Sit-ups (abdominal development): Here you lie on your back with your legs bent, feet flat on the floor. Rest your hands on your thighs and sit up until your hands touch your knees. Note that you do not sit up, but slide up and move back down in a controlled fashion.

Back arches:

  1. Lie on your front with your legs crossed so that your feet remain firmly anchored to the floor.
  2. Raise your upper body off the floor, taking care to keep your head in a neutral position (neither looking to the sky nor staring at the ground).
  3. Hold this position for two seconds, then lower yourself down again in a controlled fashion.

It is easiest to keep your arms resting on your back, but as you get better at the exercise, you can put them in the "hands up" position or straight out in front to add to the resistance. You may progress to holding a weight.

Speed cramps: These work on a different part of the abdominal muscle group and are performed a little faster. Lying on your back, keep your legs in the air, bent at the knee. Your hands can rest lightly on the side of your head and NOT interlocked behind the neck. Raise your body to bring your elbows to your knees and go straight back down.

Gluteal and hamstrings:

  1. Start in the same position as for the sit-ups except having your hands lying by your side.
  2. From here, raise your hips and one leg and hold for a second before lowering.
  3. Repeat with the other leg.

Short sit-up:

  1. Start in the same position as for the sit-ups but keep your hands in the same position as the speed cramp.
  2. Raise your body so that your torso is at a 30 to 40-degree angle to the floor. If you come up any higher, the work is concentrated more on the hip flexors than the abdominals.
  3. Hold this position for two seconds before coming back down slowly. 

Back extensions:

  1. Sit with legs bent, feet flat on the floor.
  2. Position your hands on the floor behind you to take some of the weight.
  3. Raise your body off the floor so that your torso is parallel with the floor.
  4. Hold and lower.

Keep a sense of balance

The first time you do this circuit, start with ten reps of each exercise and complete just one circuit. As with any training programme you need progression, so you can add to this in subsequent sessions. Begin by increasing the number of reps you do within each circuit. Do not expect to be out of breath at the end. Remember that the idea is to tone the relevant muscles to condition your body well.

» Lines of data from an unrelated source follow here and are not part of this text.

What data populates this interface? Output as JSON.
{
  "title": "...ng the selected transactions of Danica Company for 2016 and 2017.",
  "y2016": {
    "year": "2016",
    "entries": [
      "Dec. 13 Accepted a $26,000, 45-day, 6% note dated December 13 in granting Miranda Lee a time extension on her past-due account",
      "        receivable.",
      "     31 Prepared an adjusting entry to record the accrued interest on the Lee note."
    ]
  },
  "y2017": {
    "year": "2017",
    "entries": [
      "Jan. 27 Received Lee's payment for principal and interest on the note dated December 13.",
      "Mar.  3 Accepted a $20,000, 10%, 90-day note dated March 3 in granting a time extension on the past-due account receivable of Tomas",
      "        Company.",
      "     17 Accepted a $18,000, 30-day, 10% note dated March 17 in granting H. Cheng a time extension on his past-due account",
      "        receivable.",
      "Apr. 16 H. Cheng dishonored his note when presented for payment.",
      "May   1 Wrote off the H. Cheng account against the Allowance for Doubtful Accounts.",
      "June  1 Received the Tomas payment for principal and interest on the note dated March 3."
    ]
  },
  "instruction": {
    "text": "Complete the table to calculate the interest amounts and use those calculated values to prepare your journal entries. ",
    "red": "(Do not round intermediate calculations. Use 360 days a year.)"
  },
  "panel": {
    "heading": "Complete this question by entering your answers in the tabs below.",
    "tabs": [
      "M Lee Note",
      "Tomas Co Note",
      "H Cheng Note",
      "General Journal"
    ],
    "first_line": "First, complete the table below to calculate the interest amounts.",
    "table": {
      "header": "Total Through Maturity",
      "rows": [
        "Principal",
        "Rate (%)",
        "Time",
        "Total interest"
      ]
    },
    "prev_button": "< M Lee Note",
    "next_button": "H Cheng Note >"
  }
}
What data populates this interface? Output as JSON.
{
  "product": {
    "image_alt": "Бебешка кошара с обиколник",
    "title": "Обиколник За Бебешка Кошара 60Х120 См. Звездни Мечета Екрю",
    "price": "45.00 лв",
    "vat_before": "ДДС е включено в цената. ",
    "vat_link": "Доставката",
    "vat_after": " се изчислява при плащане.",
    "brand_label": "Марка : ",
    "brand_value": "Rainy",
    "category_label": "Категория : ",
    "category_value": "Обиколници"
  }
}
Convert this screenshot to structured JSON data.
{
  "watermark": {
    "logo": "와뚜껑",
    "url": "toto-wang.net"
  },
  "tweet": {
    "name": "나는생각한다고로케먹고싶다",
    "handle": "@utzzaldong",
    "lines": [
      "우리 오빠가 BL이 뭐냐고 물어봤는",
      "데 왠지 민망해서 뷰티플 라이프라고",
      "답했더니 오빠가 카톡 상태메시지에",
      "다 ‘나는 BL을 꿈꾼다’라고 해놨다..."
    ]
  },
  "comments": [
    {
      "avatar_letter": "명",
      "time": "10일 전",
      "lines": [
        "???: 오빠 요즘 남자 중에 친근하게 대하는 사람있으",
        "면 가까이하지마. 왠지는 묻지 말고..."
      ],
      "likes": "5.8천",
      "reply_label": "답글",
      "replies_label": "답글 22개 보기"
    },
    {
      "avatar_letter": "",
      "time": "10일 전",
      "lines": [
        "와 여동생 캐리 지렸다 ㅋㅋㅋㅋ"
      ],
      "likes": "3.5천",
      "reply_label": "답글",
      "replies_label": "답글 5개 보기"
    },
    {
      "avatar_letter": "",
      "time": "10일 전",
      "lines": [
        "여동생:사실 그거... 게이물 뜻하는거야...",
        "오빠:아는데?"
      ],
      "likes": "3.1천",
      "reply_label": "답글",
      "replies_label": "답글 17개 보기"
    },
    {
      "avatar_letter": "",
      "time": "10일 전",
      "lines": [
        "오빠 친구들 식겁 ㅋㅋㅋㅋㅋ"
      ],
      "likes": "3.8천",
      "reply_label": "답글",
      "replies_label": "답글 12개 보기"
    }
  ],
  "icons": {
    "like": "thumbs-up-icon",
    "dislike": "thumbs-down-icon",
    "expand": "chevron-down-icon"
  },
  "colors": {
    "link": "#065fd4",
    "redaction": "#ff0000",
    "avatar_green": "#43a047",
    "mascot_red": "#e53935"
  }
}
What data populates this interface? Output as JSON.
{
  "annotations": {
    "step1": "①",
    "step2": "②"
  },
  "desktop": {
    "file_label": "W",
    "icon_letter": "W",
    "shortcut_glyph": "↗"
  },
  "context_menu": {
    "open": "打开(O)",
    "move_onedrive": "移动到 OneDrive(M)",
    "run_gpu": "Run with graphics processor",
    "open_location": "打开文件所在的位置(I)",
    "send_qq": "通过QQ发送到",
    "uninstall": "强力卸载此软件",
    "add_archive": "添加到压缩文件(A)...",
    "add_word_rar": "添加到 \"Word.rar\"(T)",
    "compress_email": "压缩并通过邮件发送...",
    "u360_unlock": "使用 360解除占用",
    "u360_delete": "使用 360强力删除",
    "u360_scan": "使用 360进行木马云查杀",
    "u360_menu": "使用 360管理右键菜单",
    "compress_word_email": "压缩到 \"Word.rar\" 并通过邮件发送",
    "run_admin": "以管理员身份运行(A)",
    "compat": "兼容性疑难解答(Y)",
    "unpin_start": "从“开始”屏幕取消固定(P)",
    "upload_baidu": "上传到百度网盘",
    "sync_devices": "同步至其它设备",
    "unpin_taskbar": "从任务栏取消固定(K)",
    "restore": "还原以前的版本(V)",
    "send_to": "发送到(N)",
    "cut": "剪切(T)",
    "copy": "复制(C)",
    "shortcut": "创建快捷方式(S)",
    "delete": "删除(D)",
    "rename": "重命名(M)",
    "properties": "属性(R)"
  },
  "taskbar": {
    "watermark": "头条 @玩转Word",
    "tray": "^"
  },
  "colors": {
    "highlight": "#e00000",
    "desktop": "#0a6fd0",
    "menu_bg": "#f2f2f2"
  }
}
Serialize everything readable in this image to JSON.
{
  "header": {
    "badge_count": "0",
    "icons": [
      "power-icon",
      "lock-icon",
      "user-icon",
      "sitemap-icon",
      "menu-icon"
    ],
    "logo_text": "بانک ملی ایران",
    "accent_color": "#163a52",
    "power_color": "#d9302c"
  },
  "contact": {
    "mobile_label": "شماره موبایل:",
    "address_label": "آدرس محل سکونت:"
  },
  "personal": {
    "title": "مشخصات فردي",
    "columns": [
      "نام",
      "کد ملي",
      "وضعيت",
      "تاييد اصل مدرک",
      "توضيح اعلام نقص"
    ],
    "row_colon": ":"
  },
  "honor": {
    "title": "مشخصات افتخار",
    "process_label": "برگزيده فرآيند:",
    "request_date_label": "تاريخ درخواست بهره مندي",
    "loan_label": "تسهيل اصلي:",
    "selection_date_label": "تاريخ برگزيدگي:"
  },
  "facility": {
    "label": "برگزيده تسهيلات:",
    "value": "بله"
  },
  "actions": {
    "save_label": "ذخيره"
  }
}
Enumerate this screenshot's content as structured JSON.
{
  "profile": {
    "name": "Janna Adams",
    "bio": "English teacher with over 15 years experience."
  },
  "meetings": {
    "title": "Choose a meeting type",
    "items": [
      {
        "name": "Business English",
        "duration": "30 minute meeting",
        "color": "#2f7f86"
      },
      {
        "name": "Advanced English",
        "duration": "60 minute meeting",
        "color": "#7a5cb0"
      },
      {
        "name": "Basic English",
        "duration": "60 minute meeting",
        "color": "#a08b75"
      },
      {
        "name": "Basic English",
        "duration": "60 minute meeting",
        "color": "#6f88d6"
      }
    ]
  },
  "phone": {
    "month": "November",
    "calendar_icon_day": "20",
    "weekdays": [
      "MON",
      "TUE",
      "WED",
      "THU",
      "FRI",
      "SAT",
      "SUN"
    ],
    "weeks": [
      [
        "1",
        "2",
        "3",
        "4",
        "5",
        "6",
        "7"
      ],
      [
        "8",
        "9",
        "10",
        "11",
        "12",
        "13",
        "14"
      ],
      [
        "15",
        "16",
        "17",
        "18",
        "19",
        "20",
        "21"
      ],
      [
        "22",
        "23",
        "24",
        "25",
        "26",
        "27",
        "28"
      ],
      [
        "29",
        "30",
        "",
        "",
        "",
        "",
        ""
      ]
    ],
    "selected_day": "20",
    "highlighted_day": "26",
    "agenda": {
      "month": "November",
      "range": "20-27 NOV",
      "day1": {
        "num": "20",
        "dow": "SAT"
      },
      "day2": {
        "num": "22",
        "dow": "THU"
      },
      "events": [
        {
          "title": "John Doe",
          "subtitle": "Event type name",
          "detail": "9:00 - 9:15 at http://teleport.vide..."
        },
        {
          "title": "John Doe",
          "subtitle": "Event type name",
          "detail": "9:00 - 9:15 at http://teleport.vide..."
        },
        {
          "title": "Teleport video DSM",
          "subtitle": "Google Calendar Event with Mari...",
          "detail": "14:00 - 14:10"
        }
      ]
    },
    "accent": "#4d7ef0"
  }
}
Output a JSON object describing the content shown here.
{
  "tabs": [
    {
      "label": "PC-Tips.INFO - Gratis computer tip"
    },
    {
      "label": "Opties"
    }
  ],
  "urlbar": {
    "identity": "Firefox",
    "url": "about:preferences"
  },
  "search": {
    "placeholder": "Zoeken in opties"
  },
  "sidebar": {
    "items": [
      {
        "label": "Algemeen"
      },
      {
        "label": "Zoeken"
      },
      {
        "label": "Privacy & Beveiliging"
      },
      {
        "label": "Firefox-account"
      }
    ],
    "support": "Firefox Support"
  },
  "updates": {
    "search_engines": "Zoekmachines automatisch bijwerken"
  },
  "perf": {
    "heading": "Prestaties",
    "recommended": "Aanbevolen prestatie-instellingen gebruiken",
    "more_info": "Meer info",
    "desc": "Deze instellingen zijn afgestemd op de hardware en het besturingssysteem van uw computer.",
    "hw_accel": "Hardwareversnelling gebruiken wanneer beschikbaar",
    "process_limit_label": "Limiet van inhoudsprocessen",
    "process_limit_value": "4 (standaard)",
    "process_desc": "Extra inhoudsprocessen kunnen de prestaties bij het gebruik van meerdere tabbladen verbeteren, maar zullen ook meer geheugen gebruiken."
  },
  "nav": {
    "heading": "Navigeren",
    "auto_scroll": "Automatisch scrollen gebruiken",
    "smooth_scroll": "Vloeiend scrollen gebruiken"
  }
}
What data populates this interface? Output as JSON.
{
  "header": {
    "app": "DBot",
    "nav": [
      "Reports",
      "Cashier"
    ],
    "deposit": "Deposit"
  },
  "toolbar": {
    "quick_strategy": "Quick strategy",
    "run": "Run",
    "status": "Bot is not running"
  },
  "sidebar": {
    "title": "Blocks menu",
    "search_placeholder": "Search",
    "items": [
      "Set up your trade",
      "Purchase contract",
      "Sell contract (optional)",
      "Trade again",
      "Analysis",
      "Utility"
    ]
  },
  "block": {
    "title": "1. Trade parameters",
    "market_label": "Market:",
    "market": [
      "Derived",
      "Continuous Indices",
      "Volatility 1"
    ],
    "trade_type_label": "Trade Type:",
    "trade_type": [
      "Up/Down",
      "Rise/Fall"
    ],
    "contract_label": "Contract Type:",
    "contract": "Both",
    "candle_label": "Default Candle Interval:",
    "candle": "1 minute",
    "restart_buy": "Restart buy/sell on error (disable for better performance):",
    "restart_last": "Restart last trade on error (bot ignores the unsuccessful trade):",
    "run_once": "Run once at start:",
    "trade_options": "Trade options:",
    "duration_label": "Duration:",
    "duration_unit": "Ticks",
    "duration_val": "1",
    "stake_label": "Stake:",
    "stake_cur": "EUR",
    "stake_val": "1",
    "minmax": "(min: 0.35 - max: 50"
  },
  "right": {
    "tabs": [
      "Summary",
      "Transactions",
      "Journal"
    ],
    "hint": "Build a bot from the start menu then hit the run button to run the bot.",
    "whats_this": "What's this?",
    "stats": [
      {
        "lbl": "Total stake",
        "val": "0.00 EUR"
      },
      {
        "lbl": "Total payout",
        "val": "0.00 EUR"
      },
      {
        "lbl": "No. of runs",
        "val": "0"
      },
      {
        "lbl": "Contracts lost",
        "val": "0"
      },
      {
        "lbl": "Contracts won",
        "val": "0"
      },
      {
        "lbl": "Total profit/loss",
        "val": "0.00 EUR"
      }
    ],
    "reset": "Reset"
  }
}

Keeping a sense of balance is essential for all your training. If you do other types of strengthening work, think carefully about the muscles that you are training and whether the session is appropriate. For example, in most gyms around the country, there are many pieces of equipment to help strengthen your quads but few to address the hamstrings. The danger is that the quads will be far stronger than the hamstrings, and this can cause all sorts of injury problems.

The answer here is to work hard on the hamstring muscles, either with leg curls or, if the machinery is not available, get a partner to hold your ankles as you kneel. Then gently rock forward as far as you can and let your hamstrings pull you back. You can perform several reps of this exercise to help redress the balance. Similarly, if you work out in the gym regularly and give a lot of attention to the biceps, make sure you do not neglect the triceps and cause another imbalance.

Article Reference

This article first appeared in:

  • DUNBAR, J. (2003) These gentle exercises can help strengthen your most vulnerable parts. Brian Mackenzie's Successful Coaching, (ISSN 1745-7513/ 5 / September), p. 4-5

Page Reference

If you quote information from this page in your work, then the reference for this page is:

  • DUNBAR, J. (2003) These gentle exercises can help strengthen your most vulnerable parts [WWW] Available from: [Accessed